When Bahá'ís talk about the arts, I feel, it is wisest to avoid the word Bahá'í art, because its meaning is ambiguous. If we talk of art being made by Bahá'ís or inspired by the Bahá'í Faith this is not only more accurate, but at the same time takes away the need to then decide what Bahá'í art is or isn't. Then when we talk about Bahá'í artists or Bahá'ís who are artists, we can talk about artists who work in any medium or imagery. I'm not suddenly a non-Bahá'í when my subject matter does not contain some overt reference to the Bahá'í Faith. What I feel artists who are Bahá'ís must be careful about is not to wait for approval from the Bahá'í community. The development of the arts is a cumulative social process, and depends largely on the place which the arts are given in the life of society, but creativity and art is both a cause of, and a result of, individual spiritual growth.
Finally, the whole tone of the article was difficult for me to read "neutrally" because of the excessive use of the masculine pronoun. A footnote stating that the intention in the use of the masculine pronoun was to include both sexes, indicated to me that the issue of equality was not important enough to that person in order for them to look for a better way of expressing an idea. The issue is in making the effort to change a habit.
Sonja van Kerkhoff
Inder Manocha replies:
First, Ms. van Kerkhoff explains that one of the reasons for her initial anger towards my article was that I apparently suggested Bahá'í artists "should be cudgelling their brains about the nature of their contribution." A re-reading of my opening paragraph will make it clear that such an imperative slant is of her own making. What I wrote in fact was that: "...the Bahá'í artist is left cudgelling his brains about the nature of his contribution."
I do not mind criticism but I object to misrepresentation.
Second, while criticising my article for being "one-sided," I cannot help but return the comment with regard to Ms. van Kerkhoff's assessment of my remarks. For example, the objection raised in her third paragraph that: "The author sees art as a result of the individual struggling with the unknown" simply neglects my discussion of art as a means of reflecting the contradictory forces at play in society. One can hardly describe these as "the unknown"; rather, they are disturbingly palpable.

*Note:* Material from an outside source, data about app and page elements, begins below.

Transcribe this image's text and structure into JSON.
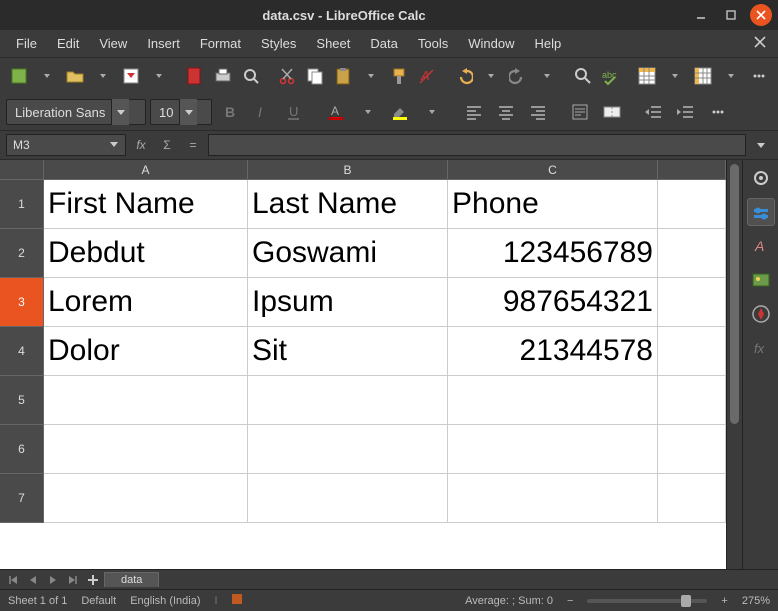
{
  "window": {
    "title": "data.csv - LibreOffice Calc"
  },
  "menu": {
    "file": "File",
    "edit": "Edit",
    "view": "View",
    "insert": "Insert",
    "format": "Format",
    "styles": "Styles",
    "sheet": "Sheet",
    "data": "Data",
    "tools": "Tools",
    "window": "Window",
    "help": "Help"
  },
  "formatting": {
    "font_name": "Liberation Sans",
    "font_size": "10"
  },
  "formulabar": {
    "cell_ref": "M3",
    "fx_label": "fx",
    "sigma_label": "Σ",
    "eq_label": "="
  },
  "columns": {
    "A": "A",
    "B": "B",
    "C": "C"
  },
  "col_widths": {
    "A": 204,
    "B": 200,
    "C": 210,
    "rest": 30
  },
  "rows": {
    "1": "1",
    "2": "2",
    "3": "3",
    "4": "4",
    "5": "5",
    "6": "6",
    "7": "7"
  },
  "selected_row": "3",
  "cells": {
    "A1": "First Name",
    "B1": "Last Name",
    "C1": "Phone",
    "A2": "Debdut",
    "B2": "Goswami",
    "C2": "123456789",
    "A3": "Lorem",
    "B3": "Ipsum",
    "C3": "987654321",
    "A4": "Dolor",
    "B4": "Sit",
    "C4": "21344578"
  },
  "tabs": {
    "sheet1": "data"
  },
  "status": {
    "sheet": "Sheet 1 of 1",
    "style": "Default",
    "lang": "English (India)",
    "calc": "Average: ; Sum: 0",
    "zoom": "275%"
  }
}
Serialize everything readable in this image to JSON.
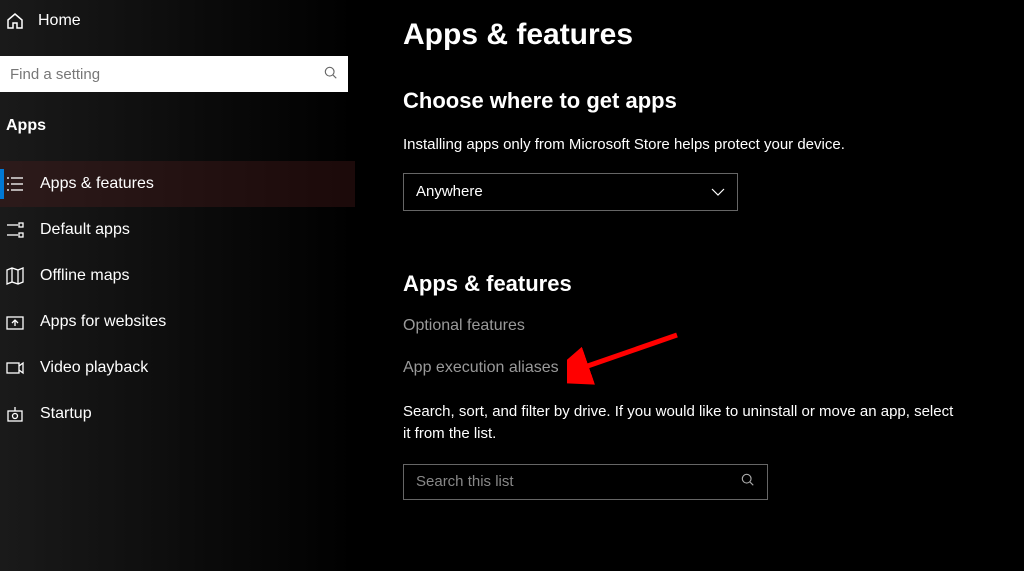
{
  "sidebar": {
    "home_label": "Home",
    "search_placeholder": "Find a setting",
    "category": "Apps",
    "items": [
      {
        "label": "Apps & features"
      },
      {
        "label": "Default apps"
      },
      {
        "label": "Offline maps"
      },
      {
        "label": "Apps for websites"
      },
      {
        "label": "Video playback"
      },
      {
        "label": "Startup"
      }
    ]
  },
  "main": {
    "title": "Apps & features",
    "choose_heading": "Choose where to get apps",
    "choose_description": "Installing apps only from Microsoft Store helps protect your device.",
    "dropdown_value": "Anywhere",
    "apps_heading": "Apps & features",
    "optional_features_link": "Optional features",
    "aliases_link": "App execution aliases",
    "filter_text": "Search, sort, and filter by drive. If you would like to uninstall or move an app, select it from the list.",
    "list_search_placeholder": "Search this list"
  }
}
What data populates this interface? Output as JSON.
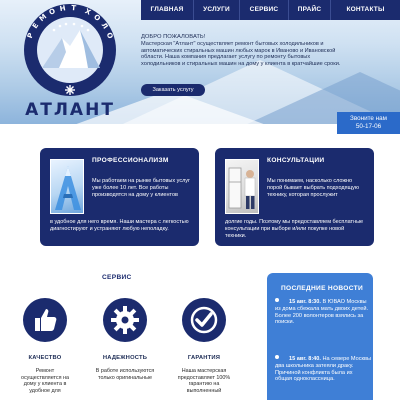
{
  "logo": {
    "brand": "АТЛАНТ",
    "ring_text": "РЕМОНТ ХОЛОДИЛЬНИКОВ В ИВАНОВО И ОБЛАСТИ"
  },
  "nav": {
    "items": [
      {
        "label": "ГЛАВНАЯ"
      },
      {
        "label": "УСЛУГИ"
      },
      {
        "label": "СЕРВИС"
      },
      {
        "label": "ПРАЙС"
      },
      {
        "label": "КОНТАКТЫ"
      }
    ]
  },
  "intro": {
    "title": "ДОБРО ПОЖАЛОВАТЬ!",
    "text": "Мастерская \"Атлант\" осуществляет ремонт бытовых холодильников и автоматических стиральных машин любых марок в Иваново и Ивановской области. Наша компания предлагает услугу по ремонту бытовых холодильников и стиральных машин на дому у клиента в кратчайшие сроки.",
    "button": "Заказать услугу"
  },
  "phone": {
    "label": "Звоните нам",
    "number": "50-17-06"
  },
  "features": [
    {
      "title": "ПРОФЕССИОНАЛИЗМ",
      "text": "Мы работаем на рынке бытовых услуг уже более 10 лет. Все работы производятся на дому у клиентов",
      "text2": "в удобное для него время. Наши мастера с легкостью диагностируют и устраняют любую неполадку."
    },
    {
      "title": "КОНСУЛЬТАЦИИ",
      "text": "Мы понимаем, насколько сложно порой бывает выбрать подходящую технику, которая прослужит",
      "text2": "долгие годы. Поэтому мы предоставляем бесплатные консультации при выборе и/или покупке новой техники."
    }
  ],
  "services": {
    "title": "СЕРВИС",
    "items": [
      {
        "icon": "thumbs-up-icon",
        "title": "КАЧЕСТВО",
        "text": "Ремонт осуществляется на дому у клиента в удобное для"
      },
      {
        "icon": "gear-icon",
        "title": "НАДЕЖНОСТЬ",
        "text": "В работе используются только оригинальные"
      },
      {
        "icon": "checkmark-icon",
        "title": "ГАРАНТИЯ",
        "text": "Наша мастерская предоставляет 100% гарантию на выполненный"
      }
    ]
  },
  "news": {
    "title": "ПОСЛЕДНИЕ НОВОСТИ",
    "items": [
      {
        "date": "15 авг. 8:30.",
        "text": "В ЮВАО Москвы из дома сбежала мать двоих детей. Более 200 волонтеров взялись за поиски."
      },
      {
        "date": "15 авг. 8:40.",
        "text": "На севере Москвы два школьника затеяли драку. Причиной конфликта была их общая одноклассница."
      }
    ]
  },
  "colors": {
    "navy": "#1b2b6e",
    "accent_blue": "#3f7fd6",
    "phone_blue": "#2b6ac9"
  }
}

Third, given Ms. van Kerkhoff's objection to the overtly didactic (paragraph two), I find her remedy to my use of the (generic) masculine pronoun (namely, "The issue is in making the effort to change a habit") surprisingly instructive. I also wonder if she would extend her criticism and solution to those whose station in our Faith is incalculably more elevated than mine.